Every word of every entry must be retyped exactly.

┄┄┄┄┄┄┄┄┄┄┄┄┄┄┄┄┄┄┄┄

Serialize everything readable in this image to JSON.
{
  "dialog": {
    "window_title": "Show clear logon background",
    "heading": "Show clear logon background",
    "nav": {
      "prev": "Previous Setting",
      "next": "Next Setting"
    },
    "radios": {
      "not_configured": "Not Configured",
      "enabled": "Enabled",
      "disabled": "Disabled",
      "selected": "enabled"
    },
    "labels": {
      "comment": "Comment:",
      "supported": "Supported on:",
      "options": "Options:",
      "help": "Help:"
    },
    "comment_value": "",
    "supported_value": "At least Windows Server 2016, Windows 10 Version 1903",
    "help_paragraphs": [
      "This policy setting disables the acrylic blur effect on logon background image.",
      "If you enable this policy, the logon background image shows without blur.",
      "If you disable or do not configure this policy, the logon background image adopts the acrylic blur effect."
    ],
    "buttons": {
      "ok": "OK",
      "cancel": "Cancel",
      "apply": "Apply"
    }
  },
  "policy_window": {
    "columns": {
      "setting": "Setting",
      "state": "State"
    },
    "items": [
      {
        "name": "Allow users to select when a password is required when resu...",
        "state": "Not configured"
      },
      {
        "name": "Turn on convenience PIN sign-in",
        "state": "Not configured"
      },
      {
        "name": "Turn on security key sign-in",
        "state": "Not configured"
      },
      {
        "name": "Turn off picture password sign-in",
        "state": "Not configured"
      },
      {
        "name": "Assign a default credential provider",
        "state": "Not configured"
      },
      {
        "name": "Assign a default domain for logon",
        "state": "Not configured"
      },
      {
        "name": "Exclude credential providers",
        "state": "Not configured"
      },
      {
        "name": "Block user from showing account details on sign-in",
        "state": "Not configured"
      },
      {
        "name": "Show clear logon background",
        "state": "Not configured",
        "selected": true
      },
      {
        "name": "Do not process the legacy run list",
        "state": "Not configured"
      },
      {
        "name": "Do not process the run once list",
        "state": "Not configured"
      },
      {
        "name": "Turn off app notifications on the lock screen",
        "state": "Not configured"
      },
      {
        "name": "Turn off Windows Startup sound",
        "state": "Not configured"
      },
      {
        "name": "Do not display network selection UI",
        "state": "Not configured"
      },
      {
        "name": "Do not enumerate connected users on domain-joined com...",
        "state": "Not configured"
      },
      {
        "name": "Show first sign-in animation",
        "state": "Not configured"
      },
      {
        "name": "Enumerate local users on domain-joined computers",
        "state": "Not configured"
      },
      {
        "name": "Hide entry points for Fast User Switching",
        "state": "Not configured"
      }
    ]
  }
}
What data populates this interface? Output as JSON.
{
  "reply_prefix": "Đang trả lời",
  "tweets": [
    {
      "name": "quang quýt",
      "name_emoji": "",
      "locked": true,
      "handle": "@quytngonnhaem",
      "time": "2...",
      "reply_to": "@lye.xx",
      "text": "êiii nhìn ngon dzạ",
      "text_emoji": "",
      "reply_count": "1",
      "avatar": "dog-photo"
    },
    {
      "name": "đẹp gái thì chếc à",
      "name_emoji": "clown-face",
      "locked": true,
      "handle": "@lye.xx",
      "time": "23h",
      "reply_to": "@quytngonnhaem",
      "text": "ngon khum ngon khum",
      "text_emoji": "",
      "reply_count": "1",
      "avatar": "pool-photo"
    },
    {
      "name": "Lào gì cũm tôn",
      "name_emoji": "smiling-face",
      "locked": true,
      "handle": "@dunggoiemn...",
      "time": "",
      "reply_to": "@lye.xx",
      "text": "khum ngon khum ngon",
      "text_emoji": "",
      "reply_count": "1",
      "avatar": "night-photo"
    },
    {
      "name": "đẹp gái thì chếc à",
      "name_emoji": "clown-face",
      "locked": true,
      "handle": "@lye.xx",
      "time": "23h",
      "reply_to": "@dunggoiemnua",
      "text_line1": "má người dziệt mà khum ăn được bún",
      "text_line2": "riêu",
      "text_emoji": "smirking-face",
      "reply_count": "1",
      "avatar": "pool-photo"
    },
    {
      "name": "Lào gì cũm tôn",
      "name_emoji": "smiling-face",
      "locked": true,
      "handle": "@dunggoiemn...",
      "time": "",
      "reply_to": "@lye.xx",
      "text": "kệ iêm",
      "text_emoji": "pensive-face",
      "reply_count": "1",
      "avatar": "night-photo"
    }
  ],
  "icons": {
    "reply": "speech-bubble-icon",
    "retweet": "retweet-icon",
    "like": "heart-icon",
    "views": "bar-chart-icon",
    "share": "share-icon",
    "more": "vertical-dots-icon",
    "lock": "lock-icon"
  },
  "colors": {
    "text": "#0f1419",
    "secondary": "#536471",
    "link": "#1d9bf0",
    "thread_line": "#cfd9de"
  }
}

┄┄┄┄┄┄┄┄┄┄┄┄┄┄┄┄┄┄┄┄

Written answer:
Serialize everything readable in this image to JSON.
{
  "dialog": {
    "window_title": "Show clear logon background",
    "heading": "Show clear logon background",
    "nav": {
      "prev": "Previous Setting",
      "next": "Next Setting"
    },
    "radios": {
      "not_configured": "Not Configured",
      "enabled": "Enabled",
      "disabled": "Disabled",
      "selected": "enabled"
    },
    "labels": {
      "comment": "Comment:",
      "supported": "Supported on:",
      "options": "Options:",
      "help": "Help:"
    },
    "comment_value": "",
    "supported_value": "At least Windows Server 2016, Windows 10 Version 1903",
    "help_paragraphs": [
      "This policy setting disables the acrylic blur effect on logon background image.",
      "If you enable this policy, the logon background image shows without blur.",
      "If you disable or do not configure this policy, the logon background image adopts the acrylic blur effect."
    ],
    "buttons": {
      "ok": "OK",
      "cancel": "Cancel",
      "apply": "Apply"
    }
  },
  "policy_window": {
    "columns": {
      "setting": "Setting",
      "state": "State"
    },
    "items": [
      {
        "name": "Allow users to select when a password is required when resu...",
        "state": "Not configured"
      },
      {
        "name": "Turn on convenience PIN sign-in",
        "state": "Not configured"
      },
      {
        "name": "Turn on security key sign-in",
        "state": "Not configured"
      },
      {
        "name": "Turn off picture password sign-in",
        "state": "Not configured"
      },
      {
        "name": "Assign a default credential provider",
        "state": "Not configured"
      },
      {
        "name": "Assign a default domain for logon",
        "state": "Not configured"
      },
      {
        "name": "Exclude credential providers",
        "state": "Not configured"
      },
      {
        "name": "Block user from showing account details on sign-in",
        "state": "Not configured"
      },
      {
        "name": "Show clear logon background",
        "state": "Not configured",
        "selected": true
      },
      {
        "name": "Do not process the legacy run list",
        "state": "Not configured"
      },
      {
        "name": "Do not process the run once list",
        "state": "Not configured"
      },
      {
        "name": "Turn off app notifications on the lock screen",
        "state": "Not configured"
      },
      {
        "name": "Turn off Windows Startup sound",
        "state": "Not configured"
      },
      {
        "name": "Do not display network selection UI",
        "state": "Not configured"
      },
      {
        "name": "Do not enumerate connected users on domain-joined com...",
        "state": "Not configured"
      },
      {
        "name": "Show first sign-in animation",
        "state": "Not configured"
      },
      {
        "name": "Enumerate local users on domain-joined computers",
        "state": "Not configured"
      },
      {
        "name": "Hide entry points for Fast User Switching",
        "state": "Not configured"
      }
    ]
  }
}
What data populates this interface? Output as JSON.
{
  "reply_prefix": "Đang trả lời",
  "tweets": [
    {
      "name": "quang quýt",
      "name_emoji": "",
      "locked": true,
      "handle": "@quytngonnhaem",
      "time": "2...",
      "reply_to": "@lye.xx",
      "text": "êiii nhìn ngon dzạ",
      "text_emoji": "",
      "reply_count": "1",
      "avatar": "dog-photo"
    },
    {
      "name": "đẹp gái thì chếc à",
      "name_emoji": "clown-face",
      "locked": true,
      "handle": "@lye.xx",
      "time": "23h",
      "reply_to": "@quytngonnhaem",
      "text": "ngon khum ngon khum",
      "text_emoji": "",
      "reply_count": "1",
      "avatar": "pool-photo"
    },
    {
      "name": "Lào gì cũm tôn",
      "name_emoji": "smiling-face",
      "locked": true,
      "handle": "@dunggoiemn...",
      "time": "",
      "reply_to": "@lye.xx",
      "text": "khum ngon khum ngon",
      "text_emoji": "",
      "reply_count": "1",
      "avatar": "night-photo"
    },
    {
      "name": "đẹp gái thì chếc à",
      "name_emoji": "clown-face",
      "locked": true,
      "handle": "@lye.xx",
      "time": "23h",
      "reply_to": "@dunggoiemnua",
      "text_line1": "má người dziệt mà khum ăn được bún",
      "text_line2": "riêu",
      "text_emoji": "smirking-face",
      "reply_count": "1",
      "avatar": "pool-photo"
    },
    {
      "name": "Lào gì cũm tôn",
      "name_emoji": "smiling-face",
      "locked": true,
      "handle": "@dunggoiemn...",
      "time": "",
      "reply_to": "@lye.xx",
      "text": "kệ iêm",
      "text_emoji": "pensive-face",
      "reply_count": "1",
      "avatar": "night-photo"
    }
  ],
  "icons": {
    "reply": "speech-bubble-icon",
    "retweet": "retweet-icon",
    "like": "heart-icon",
    "views": "bar-chart-icon",
    "share": "share-icon",
    "more": "vertical-dots-icon",
    "lock": "lock-icon"
  },
  "colors": {
    "text": "#0f1419",
    "secondary": "#536471",
    "link": "#1d9bf0",
    "thread_line": "#cfd9de"
  }
}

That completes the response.